* _Your goal_
Make an exact copy of the entries below.
Start of Data
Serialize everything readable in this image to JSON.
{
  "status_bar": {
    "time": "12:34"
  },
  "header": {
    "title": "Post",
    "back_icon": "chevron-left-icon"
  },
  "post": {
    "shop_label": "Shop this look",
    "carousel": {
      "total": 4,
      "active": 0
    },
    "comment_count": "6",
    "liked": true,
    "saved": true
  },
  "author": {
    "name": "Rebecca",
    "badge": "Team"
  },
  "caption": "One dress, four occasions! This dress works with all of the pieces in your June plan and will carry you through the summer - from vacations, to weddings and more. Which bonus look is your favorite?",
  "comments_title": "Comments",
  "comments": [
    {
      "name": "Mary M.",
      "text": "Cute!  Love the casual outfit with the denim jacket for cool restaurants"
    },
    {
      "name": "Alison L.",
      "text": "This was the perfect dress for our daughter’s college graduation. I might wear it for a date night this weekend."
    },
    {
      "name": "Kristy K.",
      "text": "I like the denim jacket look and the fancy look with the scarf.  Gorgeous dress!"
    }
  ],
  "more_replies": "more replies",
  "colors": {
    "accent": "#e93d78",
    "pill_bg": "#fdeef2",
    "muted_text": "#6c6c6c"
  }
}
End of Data
* _Solution for this exercise_
Serialize everything readable in this image to JSON.
{
  "status_bar": {
    "time": "12:34"
  },
  "header": {
    "title": "Post",
    "back_icon": "chevron-left-icon"
  },
  "post": {
    "shop_label": "Shop this look",
    "carousel": {
      "total": 4,
      "active": 0
    },
    "comment_count": "6",
    "liked": true,
    "saved": true
  },
  "author": {
    "name": "Rebecca",
    "badge": "Team"
  },
  "caption": "One dress, four occasions! This dress works with all of the pieces in your June plan and will carry you through the summer - from vacations, to weddings and more. Which bonus look is your favorite?",
  "comments_title": "Comments",
  "comments": [
    {
      "name": "Mary M.",
      "text": "Cute!  Love the casual outfit with the denim jacket for cool restaurants"
    },
    {
      "name": "Alison L.",
      "text": "This was the perfect dress for our daughter’s college graduation. I might wear it for a date night this weekend."
    },
    {
      "name": "Kristy K.",
      "text": "I like the denim jacket look and the fancy look with the scarf.  Gorgeous dress!"
    }
  ],
  "more_replies": "more replies",
  "colors": {
    "accent": "#e93d78",
    "pill_bg": "#fdeef2",
    "muted_text": "#6c6c6c"
  }
}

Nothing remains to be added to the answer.